--- Material shown ---

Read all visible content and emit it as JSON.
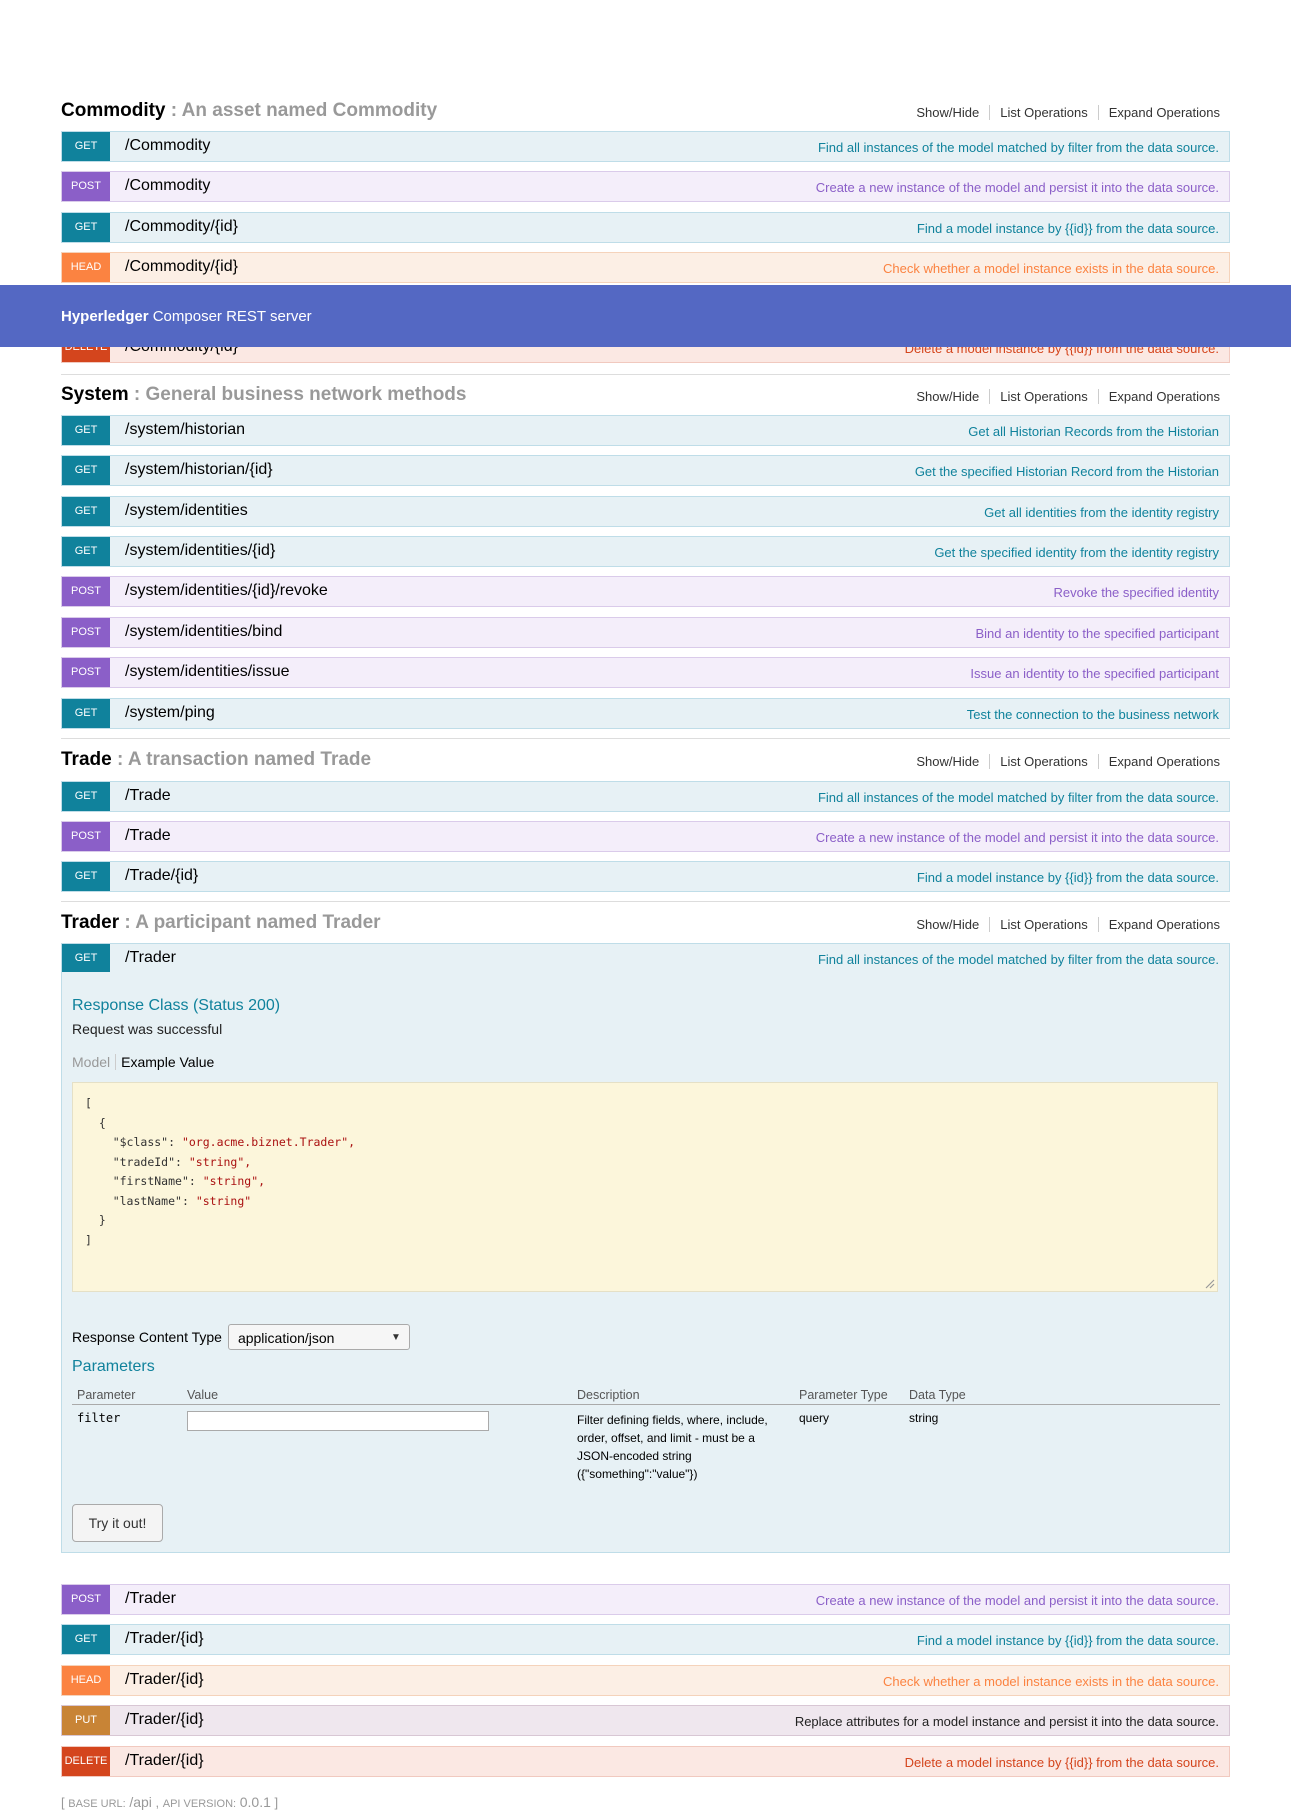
{
  "header": {
    "brand": "Hyperledger",
    "title": "Composer REST server"
  },
  "resource_links": {
    "show_hide": "Show/Hide",
    "list_ops": "List Operations",
    "expand_ops": "Expand Operations"
  },
  "commodity": {
    "name": "Commodity",
    "desc": ": An asset named Commodity",
    "ops": [
      {
        "method": "GET",
        "path": "/Commodity",
        "summary": "Find all instances of the model matched by filter from the data source."
      },
      {
        "method": "POST",
        "path": "/Commodity",
        "summary": "Create a new instance of the model and persist it into the data source."
      },
      {
        "method": "GET",
        "path": "/Commodity/{id}",
        "summary": "Find a model instance by {{id}} from the data source."
      },
      {
        "method": "HEAD",
        "path": "/Commodity/{id}",
        "summary": "Check whether a model instance exists in the data source."
      },
      {
        "method": "DELETE",
        "path": "/Commodity/{id}",
        "summary": "Delete a model instance by {{id}} from the data source."
      }
    ]
  },
  "system": {
    "name": "System",
    "desc": ": General business network methods",
    "ops": [
      {
        "method": "GET",
        "path": "/system/historian",
        "summary": "Get all Historian Records from the Historian"
      },
      {
        "method": "GET",
        "path": "/system/historian/{id}",
        "summary": "Get the specified Historian Record from the Historian"
      },
      {
        "method": "GET",
        "path": "/system/identities",
        "summary": "Get all identities from the identity registry"
      },
      {
        "method": "GET",
        "path": "/system/identities/{id}",
        "summary": "Get the specified identity from the identity registry"
      },
      {
        "method": "POST",
        "path": "/system/identities/{id}/revoke",
        "summary": "Revoke the specified identity"
      },
      {
        "method": "POST",
        "path": "/system/identities/bind",
        "summary": "Bind an identity to the specified participant"
      },
      {
        "method": "POST",
        "path": "/system/identities/issue",
        "summary": "Issue an identity to the specified participant"
      },
      {
        "method": "GET",
        "path": "/system/ping",
        "summary": "Test the connection to the business network"
      }
    ]
  },
  "trade": {
    "name": "Trade",
    "desc": ": A transaction named Trade",
    "ops": [
      {
        "method": "GET",
        "path": "/Trade",
        "summary": "Find all instances of the model matched by filter from the data source."
      },
      {
        "method": "POST",
        "path": "/Trade",
        "summary": "Create a new instance of the model and persist it into the data source."
      },
      {
        "method": "GET",
        "path": "/Trade/{id}",
        "summary": "Find a model instance by {{id}} from the data source."
      }
    ]
  },
  "trader": {
    "name": "Trader",
    "desc": ": A participant named Trader",
    "ops": [
      {
        "method": "GET",
        "path": "/Trader",
        "summary": "Find all instances of the model matched by filter from the data source."
      },
      {
        "method": "POST",
        "path": "/Trader",
        "summary": "Create a new instance of the model and persist it into the data source."
      },
      {
        "method": "GET",
        "path": "/Trader/{id}",
        "summary": "Find a model instance by {{id}} from the data source."
      },
      {
        "method": "HEAD",
        "path": "/Trader/{id}",
        "summary": "Check whether a model instance exists in the data source."
      },
      {
        "method": "PUT",
        "path": "/Trader/{id}",
        "summary": "Replace attributes for a model instance and persist it into the data source."
      },
      {
        "method": "DELETE",
        "path": "/Trader/{id}",
        "summary": "Delete a model instance by {{id}} from the data source."
      }
    ]
  },
  "expanded": {
    "response_class": "Response Class (Status 200)",
    "request_ok": "Request was successful",
    "tab_model": "Model",
    "tab_example": "Example Value",
    "example": {
      "open_bracket": "[",
      "open_brace": "{",
      "close_brace": "}",
      "close_bracket": "]",
      "fields": [
        {
          "key": "\"$class\"",
          "value": "\"org.acme.biznet.Trader\","
        },
        {
          "key": "\"tradeId\"",
          "value": "\"string\","
        },
        {
          "key": "\"firstName\"",
          "value": "\"string\","
        },
        {
          "key": "\"lastName\"",
          "value": "\"string\""
        }
      ]
    },
    "response_content_type_label": "Response Content Type",
    "response_content_type": "application/json",
    "parameters_heading": "Parameters",
    "columns": {
      "parameter": "Parameter",
      "value": "Value",
      "description": "Description",
      "param_type": "Parameter Type",
      "data_type": "Data Type"
    },
    "param": {
      "name": "filter",
      "value": "",
      "description": "Filter defining fields, where, include, order, offset, and limit - must be a JSON-encoded string ({\"something\":\"value\"})",
      "param_type": "query",
      "data_type": "string"
    },
    "try_button": "Try it out!"
  },
  "footer": {
    "open": "[ ",
    "base_label": "BASE URL:",
    "base_url": "/api",
    "sep": " , ",
    "version_label": "API VERSION:",
    "version": "0.0.1",
    "close": " ]"
  }
}
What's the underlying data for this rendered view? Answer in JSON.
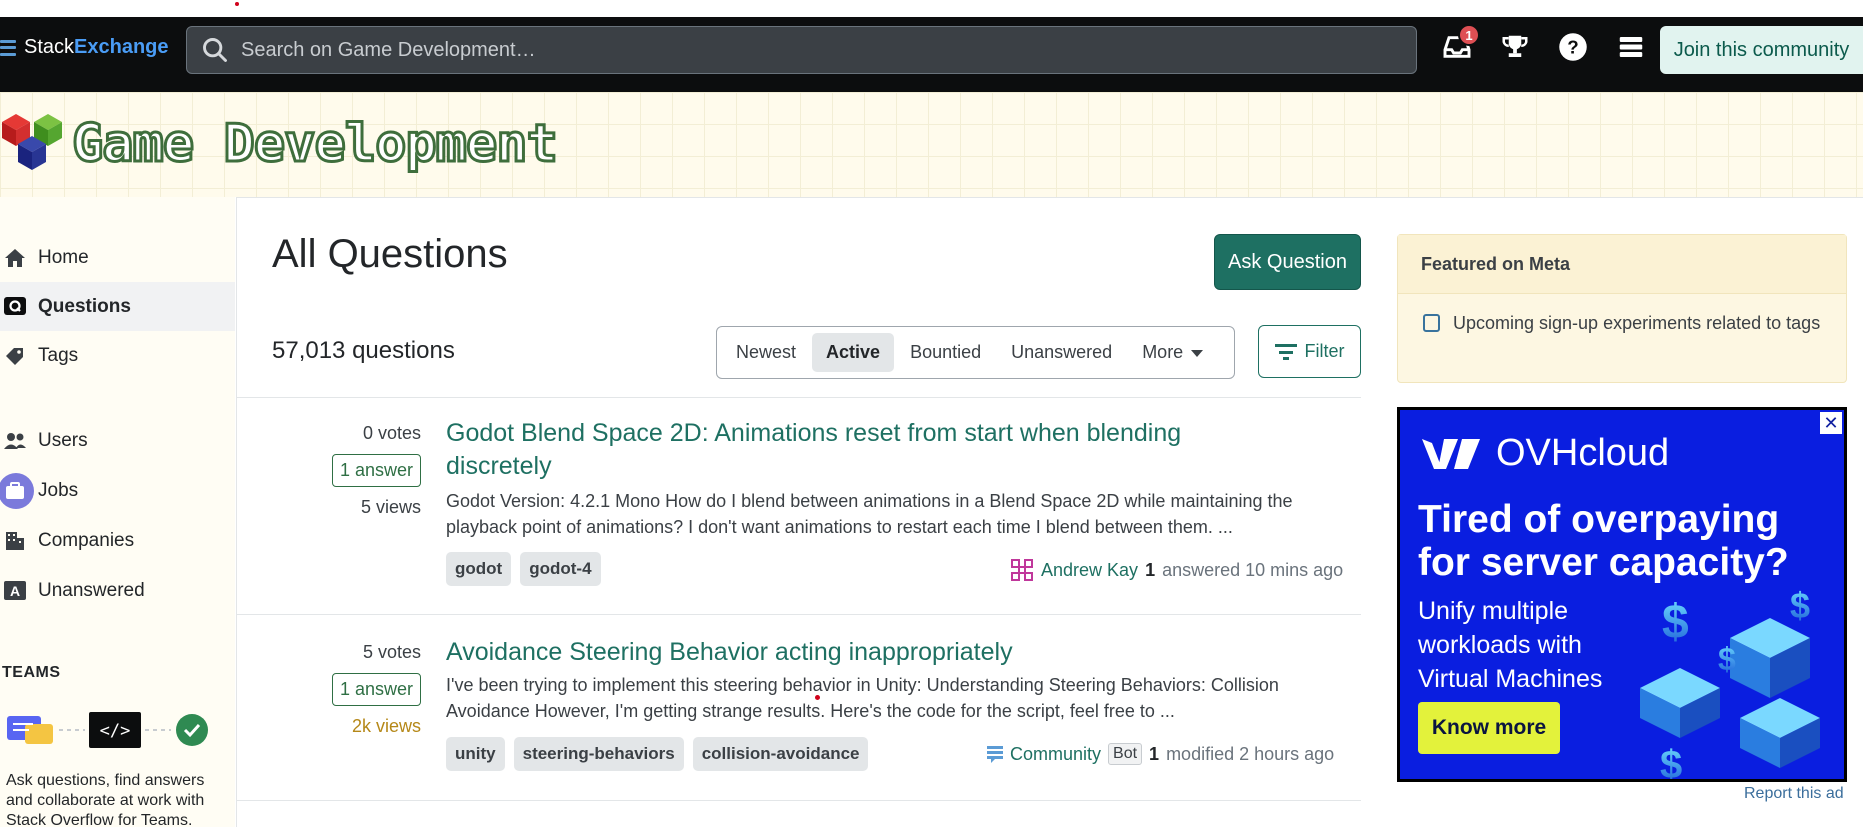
{
  "topbar": {
    "logo_stack": "Stack",
    "logo_exchange": "Exchange",
    "search_placeholder": "Search on Game Development…",
    "inbox_badge": "1",
    "join_label": "Join this community"
  },
  "site": {
    "title": "Game Development"
  },
  "sidebar": {
    "items": [
      {
        "label": "Home",
        "icon": "home-icon"
      },
      {
        "label": "Questions",
        "icon": "questions-icon",
        "active": true
      },
      {
        "label": "Tags",
        "icon": "tag-icon"
      },
      {
        "label": "Users",
        "icon": "users-icon"
      },
      {
        "label": "Jobs",
        "icon": "briefcase-icon"
      },
      {
        "label": "Companies",
        "icon": "building-icon"
      },
      {
        "label": "Unanswered",
        "icon": "unanswered-icon"
      }
    ],
    "teams_heading": "TEAMS",
    "teams_text": "Ask questions, find answers and collaborate at work with Stack Overflow for Teams."
  },
  "main": {
    "heading": "All Questions",
    "ask_button": "Ask Question",
    "question_count": "57,013 questions",
    "tabs": [
      "Newest",
      "Active",
      "Bountied",
      "Unanswered",
      "More"
    ],
    "active_tab": "Active",
    "filter_label": "Filter",
    "questions": [
      {
        "votes": "0 votes",
        "answers": "1 answer",
        "views": "5 views",
        "title": "Godot Blend Space 2D: Animations reset from start when blending discretely",
        "excerpt": "Godot Version: 4.2.1 Mono How do I blend between animations in a Blend Space 2D while maintaining the playback point of animations? I don't want animations to restart each time I blend between them. ...",
        "tags": [
          "godot",
          "godot-4"
        ],
        "user": "Andrew Kay",
        "rep": "1",
        "action": "answered 10 mins ago"
      },
      {
        "votes": "5 votes",
        "answers": "1 answer",
        "views": "2k views",
        "title": "Avoidance Steering Behavior acting inappropriately",
        "excerpt": "I've been trying to implement this steering behavior in Unity: Understanding Steering Behaviors: Collision Avoidance However, I'm getting strange results. Here's the code for the script, feel free to ...",
        "tags": [
          "unity",
          "steering-behaviors",
          "collision-avoidance"
        ],
        "user": "Community",
        "bot": "Bot",
        "rep": "1",
        "action": "modified 2 hours ago"
      }
    ]
  },
  "meta": {
    "heading": "Featured on Meta",
    "item": "Upcoming sign-up experiments related to tags"
  },
  "ad": {
    "brand": "OVHcloud",
    "headline": "Tired of overpaying for server capacity?",
    "sub": "Unify multiple workloads with Virtual Machines",
    "cta": "Know more",
    "report": "Report this ad"
  },
  "colors": {
    "accent": "#1e7062",
    "topbar": "#0c0d0e",
    "ad_bg": "#0a1ee0",
    "meta_bg": "#fdf7e2"
  }
}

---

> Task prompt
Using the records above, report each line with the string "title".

> Reply to the task
    "title": "Composer REST server"
    "title": "Game Development"
        "title": "Godot Blend Space 2D: Animations reset from start when blending discretely",
        "title": "Avoidance Steering Behavior acting inappropriately",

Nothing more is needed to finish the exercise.